The war in Ukraine has tended to increase uncertainty regarding inflation and growth prospects. When and with what consequences this war will end is pure speculation, but capital markets are expected to build a certain immunity to the headline risks in the coming weeks. The medium- to long-term consequences, on the other hand, could be significant. It is possible that we are at the beginning of a new bloc formation or a new Cold War. This would put a significant damper on globalization and further fuel higher structural inflation. 

The major US equity indices closed mixed on Tuesday, with the Dow erasing 0.5%, the S&P 500 ending 0.4% lower and the Nasdaq making a shy rebound of 0.2%, as investors continued to assess the outlook for inflation and economic growth while refraining from opening new positions ahead of the Fed decision later today. In Europe, major bourses ended sharply lower, extending losses for a sixth straight session, pressured by concerns that the central banks’ aggressive rate hikes would tip the economy into recession. 

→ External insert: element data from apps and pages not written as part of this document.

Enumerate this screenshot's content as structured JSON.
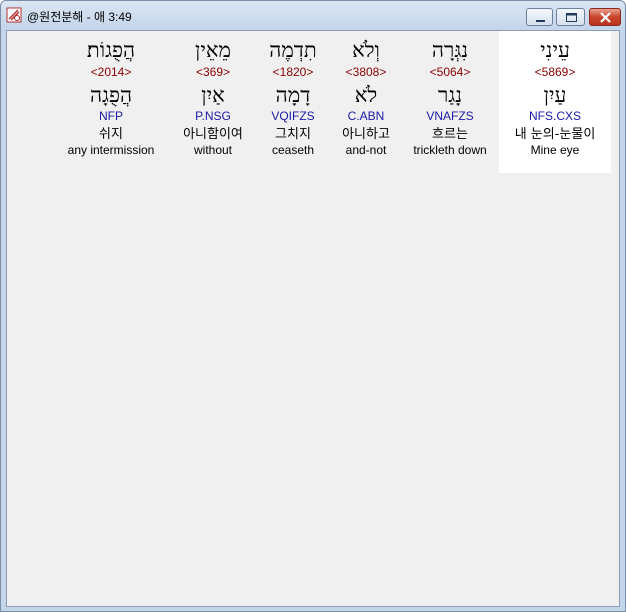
{
  "window": {
    "title": "@원전분해 - 애 3:49"
  },
  "words": [
    {
      "hebrew": "הֲפֻגוֹת׃",
      "strong": "<2014>",
      "lemma": "הֲפֻגָה",
      "morph": "NFP",
      "korean": "쉬지",
      "english": "any intermission"
    },
    {
      "hebrew": "מֵאֵין",
      "strong": "<369>",
      "lemma": "אַיִן",
      "morph": "P.NSG",
      "korean": "아니함이여",
      "english": "without"
    },
    {
      "hebrew": "תִדְמֶה",
      "strong": "<1820>",
      "lemma": "דָמָה",
      "morph": "VQIFZS",
      "korean": "그치지",
      "english": "ceaseth"
    },
    {
      "hebrew": "וְלֹא",
      "strong": "<3808>",
      "lemma": "לֹא",
      "morph": "C.ABN",
      "korean": "아니하고",
      "english": "and-not"
    },
    {
      "hebrew": "נִגְּרָה",
      "strong": "<5064>",
      "lemma": "נָגַר",
      "morph": "VNAFZS",
      "korean": "흐르는",
      "english": "trickleth down"
    },
    {
      "hebrew": "עֵינִי",
      "strong": "<5869>",
      "lemma": "עַיִן",
      "morph": "NFS.CXS",
      "korean": "내 눈의-눈물이",
      "english": "Mine eye"
    }
  ]
}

  • Shares in China led gains in mixed Asian trading on Wednesday following the release of better-than-expected Chinese economic data. 
  • European futures gained this morning in line with US contracts. 
  • Oil prices were muted compared to the day before, after falling by over 1% on Tuesday, amid demand concerns as investors brace for an aggressive move from the Federal Reserve to combat surging inflation. Meanwhile, OPEC stuck to its forecast that world oil demand will exceed pre-pandemic levels in 2022, but see demand growth slowing next year. 
  • Industrial production in China unexpectedly expanded in May while retail sales fell less than expected and fixed asset investment grew faster than estimated during the first five months of the year. 
  • Producer prices in the US increased 0.8% mom in May, following a 0.4% in April and matching forecasts. Compared to the previous year, prices paid to US producers rose 10.8%, slowing further from a 21-year high of 11.5% hit in March.  
  • The 10-year US Treasury note yield skyrocketed to above 3.45% for the first time since April 2011 as investors have dramatically increased their bets that the Federal Reserve will raise interest rates by 75 basis points on Wednesday. Meanwhile, the policy-sensitive two-year US Treasury yield climbed to its highest level since 2007. 
  • FedEx increased its quarterly dividend by 53% to $1.15 per share and reached a deal with shareholder D.E. Shaw to add two independent directors to its board. Its shares rallied by 14% in yesterday’s session.